Commercially Available Lab Cleaning Products
Other products that can be used in a lab setting, can be purchased in the form of pre-filled spray bottles, large containers of fluids, or even canisters of single-use wipes.  However, be careful when selecting any commercial product to make certain it is effective enough to eliminate most bacteria (including Mycobacterium tuberculosis) and all fungi and that it inactivates viruses.  Many products that are sold cannot perform all those disinfection functions, and labs that use insufficient products may inadvertently place their staff at risk for infection.   According to the CDC, some commercially available germicides can rapidly kill ordinary vegetative forms of bacteria such as staphylococci and streptococci, but only select brands are effective against more resistant organisms such as Mycobacterium tuberculosis, non-lipid viruses, and most forms of fungi.  Check the information provided by the manufacturer to make sure that the disinfectant selected is potent enough for complete lab disinfection.

Accidents :  Being Prepared
Accidents and spills of chemicals or biohazardous materials do occur, and it is necessary to have adequate spill clean-up supplies ready.  Every laboratory should have materials ready in the event of a spill of blood or body fluids.   The spill kit should include absorbents, implements for handling broken glass, PPE, and disposal containers or bags.  Place signs indicating the location of spill kits and check kits periodically to make sure all needed supplies are present.  Chemical spill kits should also be available.   Make sure sufficient amounts of absorbents and neutralizers are kept, based on the amount of chemicals stored and used in the department.  All staff should also, be adept at spill clean-up procedures.  Regular training is necessary and conducting spill drills will enable staff to respond quickly and appropriately when an accident does occur. 
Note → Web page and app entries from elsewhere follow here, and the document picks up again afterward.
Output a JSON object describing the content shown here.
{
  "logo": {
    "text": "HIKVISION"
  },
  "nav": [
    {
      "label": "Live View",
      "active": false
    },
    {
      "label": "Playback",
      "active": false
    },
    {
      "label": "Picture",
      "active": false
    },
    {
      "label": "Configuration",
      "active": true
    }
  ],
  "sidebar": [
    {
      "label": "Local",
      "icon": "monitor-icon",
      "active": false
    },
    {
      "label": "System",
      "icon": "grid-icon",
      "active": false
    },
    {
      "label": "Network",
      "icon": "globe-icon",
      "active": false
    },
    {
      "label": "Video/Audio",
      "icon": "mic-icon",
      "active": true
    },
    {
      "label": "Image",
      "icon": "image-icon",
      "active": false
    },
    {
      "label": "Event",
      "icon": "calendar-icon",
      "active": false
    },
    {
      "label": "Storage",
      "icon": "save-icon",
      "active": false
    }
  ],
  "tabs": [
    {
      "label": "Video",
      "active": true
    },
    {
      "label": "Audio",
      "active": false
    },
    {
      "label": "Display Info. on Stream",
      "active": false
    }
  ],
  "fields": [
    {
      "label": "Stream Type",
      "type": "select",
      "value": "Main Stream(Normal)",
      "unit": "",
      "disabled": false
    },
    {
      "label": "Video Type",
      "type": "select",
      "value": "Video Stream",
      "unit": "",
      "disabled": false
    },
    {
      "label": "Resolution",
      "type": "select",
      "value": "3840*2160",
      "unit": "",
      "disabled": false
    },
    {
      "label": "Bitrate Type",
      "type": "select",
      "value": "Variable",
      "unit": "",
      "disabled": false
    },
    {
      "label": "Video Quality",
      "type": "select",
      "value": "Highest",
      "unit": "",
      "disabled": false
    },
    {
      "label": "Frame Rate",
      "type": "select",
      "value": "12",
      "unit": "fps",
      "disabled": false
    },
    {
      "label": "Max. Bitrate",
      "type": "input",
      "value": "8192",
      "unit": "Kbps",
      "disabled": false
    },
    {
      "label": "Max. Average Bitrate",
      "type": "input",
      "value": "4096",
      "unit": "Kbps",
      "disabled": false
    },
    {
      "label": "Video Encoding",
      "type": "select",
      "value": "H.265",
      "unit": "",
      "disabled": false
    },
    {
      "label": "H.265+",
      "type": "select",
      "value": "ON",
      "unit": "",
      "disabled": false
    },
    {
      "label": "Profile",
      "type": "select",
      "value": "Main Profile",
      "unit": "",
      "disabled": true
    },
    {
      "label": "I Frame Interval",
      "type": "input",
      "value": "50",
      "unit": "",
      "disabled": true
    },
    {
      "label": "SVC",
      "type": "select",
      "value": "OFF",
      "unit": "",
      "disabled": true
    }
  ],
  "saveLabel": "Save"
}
Scientific Instrument Center, Inc.
provides preventive maintenance, repair, and calibrations in Columbus for Private labs in the Ohio Valley Region.   Our technicians have been trained by the manufacturer to help you pass your inspections.  

If you have questions about our Preventive Maintenance Service,  contact us, or give us a call at (614) 771-4700.    
At Scientific Equipment Calibration in Ohio, we are here to answer any questions you may have.